Business success doesn't happen overnight. No one can realistically expect that the day after launching a business they'll be inundated with people throwing money at them.
Even in the world of tech start-ups, the hottest companies generally lose money for several years before they start generating a regular profit. It's important to keep everything in perspective. The same holds true for your personal finances.
Building your wealth snowball can be a long and arduous process. Getting out of debt, saving for a down payment on a home, and funding retirement take persistence and dedication.
In the beginning, your excitement will fuel your drive as you get immediate results. But as time passes, the milestones will be fewer and farther between. It will seem like progress has slowed (or halted) and you might lose some of that enthusiasm. But just like the business owner who guts out the lean beginning years, you'll benefit greatly by staying the course and being patient.
Me? I'm not the most patient person in the world. When I want something I want in yesterday. When I went through my own financial recovery, I was impatient. I hated seeing how slowly my debt whittled down. In my mind, I thought I'd never get debt-free. I even considered giving up on the idea!
But there was something that wouldn't let me quit. I kept hearing a voice in the back of my mind. It was my father's voice. He kept saying that I'm responsible for my own actions and that nothing worth achieving is going to come easy. (Of course, I wasn't actually hearing voices…I was just recalling lessons he instilled in me from my youth.)
I had to make a decision.

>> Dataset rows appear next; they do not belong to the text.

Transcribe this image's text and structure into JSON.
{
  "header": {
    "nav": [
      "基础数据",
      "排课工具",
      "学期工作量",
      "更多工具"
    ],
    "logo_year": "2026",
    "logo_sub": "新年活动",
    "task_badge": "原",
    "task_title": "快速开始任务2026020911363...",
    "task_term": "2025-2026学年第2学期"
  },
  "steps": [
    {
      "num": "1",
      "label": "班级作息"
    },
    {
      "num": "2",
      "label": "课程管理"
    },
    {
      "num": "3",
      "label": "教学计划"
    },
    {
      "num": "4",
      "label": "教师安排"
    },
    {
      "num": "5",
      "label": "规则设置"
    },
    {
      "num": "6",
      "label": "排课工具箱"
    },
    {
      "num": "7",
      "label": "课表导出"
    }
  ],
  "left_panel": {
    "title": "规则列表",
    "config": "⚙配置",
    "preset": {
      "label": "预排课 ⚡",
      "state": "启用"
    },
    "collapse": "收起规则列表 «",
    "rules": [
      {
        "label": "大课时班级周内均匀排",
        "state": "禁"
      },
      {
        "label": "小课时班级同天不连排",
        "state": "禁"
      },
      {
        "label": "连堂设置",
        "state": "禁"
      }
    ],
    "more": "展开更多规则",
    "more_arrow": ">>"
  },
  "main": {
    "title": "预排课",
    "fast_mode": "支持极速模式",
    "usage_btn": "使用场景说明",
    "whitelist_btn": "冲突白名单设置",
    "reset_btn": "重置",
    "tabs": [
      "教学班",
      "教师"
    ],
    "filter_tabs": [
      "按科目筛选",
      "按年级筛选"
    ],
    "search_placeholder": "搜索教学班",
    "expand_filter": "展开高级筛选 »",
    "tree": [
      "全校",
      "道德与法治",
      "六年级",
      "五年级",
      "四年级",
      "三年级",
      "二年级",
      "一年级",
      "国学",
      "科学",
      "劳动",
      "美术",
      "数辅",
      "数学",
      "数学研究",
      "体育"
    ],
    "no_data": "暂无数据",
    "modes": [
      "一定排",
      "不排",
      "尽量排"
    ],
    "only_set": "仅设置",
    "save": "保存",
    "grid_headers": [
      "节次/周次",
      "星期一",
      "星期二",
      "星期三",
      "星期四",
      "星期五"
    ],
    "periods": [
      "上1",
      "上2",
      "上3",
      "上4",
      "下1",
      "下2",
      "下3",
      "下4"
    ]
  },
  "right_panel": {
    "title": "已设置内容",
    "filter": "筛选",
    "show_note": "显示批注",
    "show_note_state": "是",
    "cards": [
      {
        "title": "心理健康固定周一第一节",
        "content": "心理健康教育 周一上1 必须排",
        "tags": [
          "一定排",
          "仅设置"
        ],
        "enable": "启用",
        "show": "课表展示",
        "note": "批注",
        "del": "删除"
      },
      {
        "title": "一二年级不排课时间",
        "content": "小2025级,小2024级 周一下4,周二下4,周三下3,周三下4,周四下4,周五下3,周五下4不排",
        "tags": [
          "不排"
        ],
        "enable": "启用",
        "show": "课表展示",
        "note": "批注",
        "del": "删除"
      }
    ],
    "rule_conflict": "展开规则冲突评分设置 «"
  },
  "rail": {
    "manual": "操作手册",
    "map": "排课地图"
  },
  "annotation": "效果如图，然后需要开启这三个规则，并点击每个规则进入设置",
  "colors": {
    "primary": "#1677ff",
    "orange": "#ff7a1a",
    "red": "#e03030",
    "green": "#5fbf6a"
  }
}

Did I want to be a failure? Or did I want to be an adult and face my responsibilities, fix the problems I caused in the first place, and reach the goal I had set for myself?
I rededicated myself to my objectives. Time didn't pass any quicker and my balances didn't decline any faster, but changing my attitude helped me to persevere. I saw my goal through to completion.
Managing your money like you're managing a business isn't a cure-all for your financial troubles. Neither J.D. nor I will ever over-simplify the challenges you face. Meeting your goals takes hard work and dedication.
This idea, though — that you should be a money boss — is a terrific starting point. It's a great frame of mind to help guide you on your journey toward debt freedom, business ownership, or whatever else you have in mind.
Here's one last very important point: Nothing will ever change unless you take action. Whether you decide to manage your household budget as if you were running a business or come up with some other plan, remember this: The most important thing you can do is just take action.